By Steve Mosco
The paid sick leave deal struck last week by City Council members, business owners and union leaders was mostly well-received, with one notable exception.
Mayor Michael Bloomberg said he would veto the plan requiring city employers with 20 or more workers to grant paid time off to employees when they get sick.
“While this compromise version of the bill is better than previous iterations, it will still hurt small businesses and stifle job creation,” Bloomberg said. “The bill is short-sighted economic policy that will take our city in the wrong direction, and I will veto it.”
The deal, which would go into effect April 2014, requires companies with at least 20 employees to give full-time workers five compensated sick days a year. The mandate will extend to businesses with 15 or more employees in October 2015.
Council Speaker Christine Quinn (D-Manhattan) said under the agreement, all New Yorkers will receive full protections that will allow them to take time to care for themselves and their families when ill, without fear or threat of losing their jobs.
“We have a good, strong and sensible piece of legislation that recognizes the needs of everyday New Yorkers and the realities that our struggling small businesses face,” Quinn said. “Throughout these negotiations I have always said that I was willing to listen and engage all sides. Because of deliberate, thoughtful and at times hard-nosed negotiations, we now have a piece of legislation that balances the interests of workers, small business owners and local mom-and-pop proprietors across this city.”
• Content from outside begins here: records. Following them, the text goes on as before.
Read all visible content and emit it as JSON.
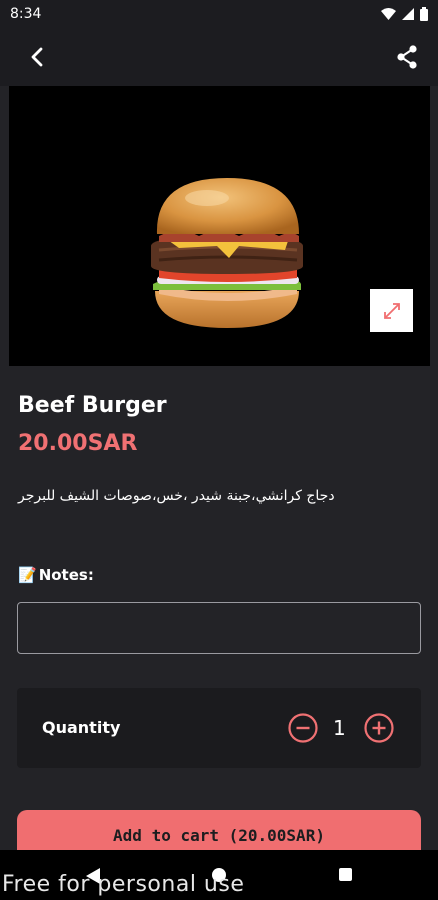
{
  "status_bar": {
    "time": "8:34"
  },
  "product": {
    "name": "Beef Burger",
    "price": "20.00SAR",
    "description": "دجاج كرانشي،جبنة شيدر ،خس،صوصات الشيف للبرجر"
  },
  "notes": {
    "icon": "📝",
    "label": "Notes:",
    "value": ""
  },
  "quantity": {
    "label": "Quantity",
    "value": "1"
  },
  "cart": {
    "button_label": "Add to cart (20.00SAR)"
  },
  "watermark": "Free for personal use",
  "colors": {
    "accent": "#f07173",
    "background": "#232327",
    "button": "#f06e70"
  }
}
The bill also includes vital protections for the city’s economy, including a reverse trigger that will ensure the mandate is only enacted if the economy can sustain it. If the economy unexpectedly worsens, the bill will be delayed from taking effect until conditions improve.
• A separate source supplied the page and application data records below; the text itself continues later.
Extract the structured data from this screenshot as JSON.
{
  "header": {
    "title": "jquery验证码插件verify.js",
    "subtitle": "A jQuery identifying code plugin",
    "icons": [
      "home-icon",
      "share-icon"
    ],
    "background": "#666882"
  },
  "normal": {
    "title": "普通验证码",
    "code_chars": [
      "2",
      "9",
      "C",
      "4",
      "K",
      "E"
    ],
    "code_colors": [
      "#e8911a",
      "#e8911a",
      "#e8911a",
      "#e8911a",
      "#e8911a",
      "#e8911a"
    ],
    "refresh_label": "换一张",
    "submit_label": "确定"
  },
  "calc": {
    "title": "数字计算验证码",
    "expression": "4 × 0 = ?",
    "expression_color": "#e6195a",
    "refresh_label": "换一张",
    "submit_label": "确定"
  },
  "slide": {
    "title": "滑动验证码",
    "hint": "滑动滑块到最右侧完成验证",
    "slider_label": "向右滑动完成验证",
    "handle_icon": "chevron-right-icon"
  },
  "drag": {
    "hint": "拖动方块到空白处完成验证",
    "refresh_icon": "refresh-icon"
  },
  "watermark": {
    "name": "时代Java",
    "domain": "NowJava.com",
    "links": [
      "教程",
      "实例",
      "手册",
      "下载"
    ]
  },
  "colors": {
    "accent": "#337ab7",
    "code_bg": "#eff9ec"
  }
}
But Bloomberg said he does not buy into that provision.
“Supporters claim it will only take effect if the economy is healthy, but there is never a good time to make New York City less competitive,” he said. “There are still far too many New Yorkers out of work, and it is crucial that we continue doing everything we can to allow businesses to grow.”
Advocates of paid sick leave have said that no worker should be at risk of losing a job because of illness. Freddy Castiblanco, owner of Terraza 7 Bar and Café, at 40-19 Gleane St. in Elmhurst, said the deal creates a new ethical standard for workers’ rights.
“This victory protects workers from being fired for being sick,” he said. “It marks a milestone in the struggle of small business and workers working together to better our communities.”
Quinn, a candidate to replace Bloomberg, faced criticism for her opposition to paid sick leave, in particular from other mayoral candidates.
City Public Advocate Bill de Blasio, another candidate for mayor, said the deal took too long to come together and it still leaves out many working New Yorkers.
“I commend the city Paid Sick Days Coalition for getting something done, despite Speaker Quinn’s long-standing resistance to providing working families this critical measure of economic security,” said de Blasio. “However, the final outcome leaves out over 300,000 New Yorkers and took far too long. No one should ever have to sacrifice pay just because they get sick. I intend to keep fighting for these New Yorkers left behind.”
Meanwhile, Queens elected officials were happy to celebrate what they believe is a victory for city workers.“Today is a historic moment for the city of New York,” said Councilman Jimmy Van Bramer (D-Sunnyside). “With the passage of this milestone legislation our city’s working families will no longer have to fear the loss of jobs for taking a sick day or caring for a loved one who is ill.”
Reach reporter Steve Mosco by e-mail at email@example.com or by phone at 718-260-4546.